“Alex did whatever had to be done to get to this point. He had the drive. We wanted to be here to support him,” she said.

After he parked the J-3 Cub and cheerfully endured a chorus of “Happy Birthday,” Alex logged solo time in a Cessna 172, then a Piper J-5A Cub Cruiser nicknamed the Pumpkin Piper for its intense orange paint.

Alex has had his hands on the stick or yoke of 28 different airplanes since he started lessons.

Though Garrett Miller is his primary instructor, Alex considers all the pilots at Hampton Airfield to be his teachers. He said one of his most memorable flights was a trip to New Jersey down the Hudson River VFR, or “visual flight rules” corridor in a Cessna 180 with Dick Cumming, Dennis Gilfoil and George Forrest.

“We were seeing the buildings of New York City at eye level,” Alex said.

“I’ve met so many amazing people here,” he said. “The atmosphere is great.

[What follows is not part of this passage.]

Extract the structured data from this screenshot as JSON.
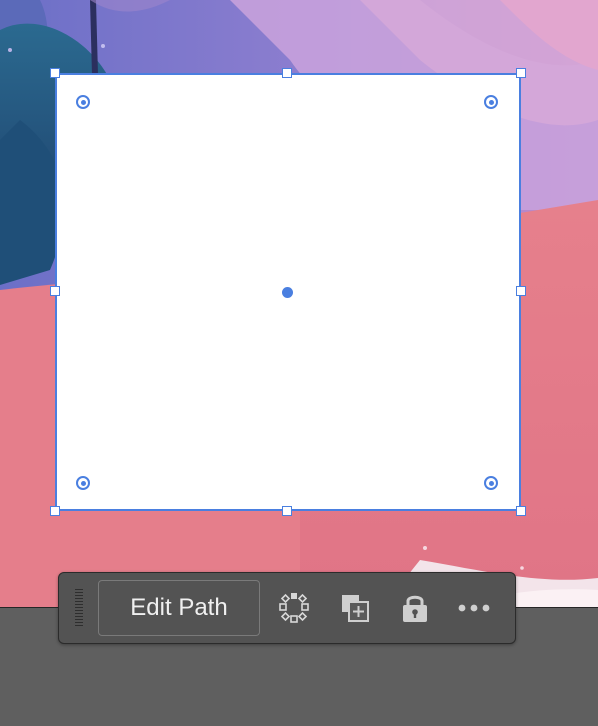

Pilots are really friendly.”

Legend has it that in the early days of aviation, before radio communication, when — as in a Piper Cub — pilot and instructor sat one in front of the other, instructors would tug on a student’s shirttails then yell in his or her ear to give instructions. Cutting a shirt signifies that the student can now fly without the instructor.

The pieces of Alex’s T-shirts are on display, along with those of many other first-time solo pilots, in the flight office at Hampton Airfield. Name, date, and aircraft are written on each piece.

On the shirt marking his second solo, in the Cessna 172, Alex’s instructor wrote, “SLOW DOWN!!”

Though he may slow the speed of his aircraft, it looks like Alex is practically rocketing toward a future in aviation.

(See also: Hampton Airfield dreams)

In the pink

November blossom

I had my iPhone with me on a walk through the campus at Swarthmore College yesterday. Still a few roses blooming in the rose garden, with a backdrop of autumn color.

Morning jolt

Very cold morning. The dog rolls on frosted silvery grass blades like it feels good. The chickens are fluffed like down tuffets.

Beach cleanup this morning at 9. I skipped my new morning ritual of the past week of getting up at 5:30 a.m. and going to the gym before I can realize I don’t want to. I bring a mug of hot fresh coffee mixed with milk and whey protein powder and travel north in the quiet, cold dark. Then I arrive and open the door to a bright, busy place full of bright, busy people and feel like I have left the bleak tundra and arrived in Santa’s workshop at the North Pole.

But wouldn’t it be good if the energy spent on the machines powered something? Connect the treadmills and ellipticals and stationary bikes and stairclimbers and weight machines to the electrical grid, somehow, and you could brew your morning coffee with my morning walk!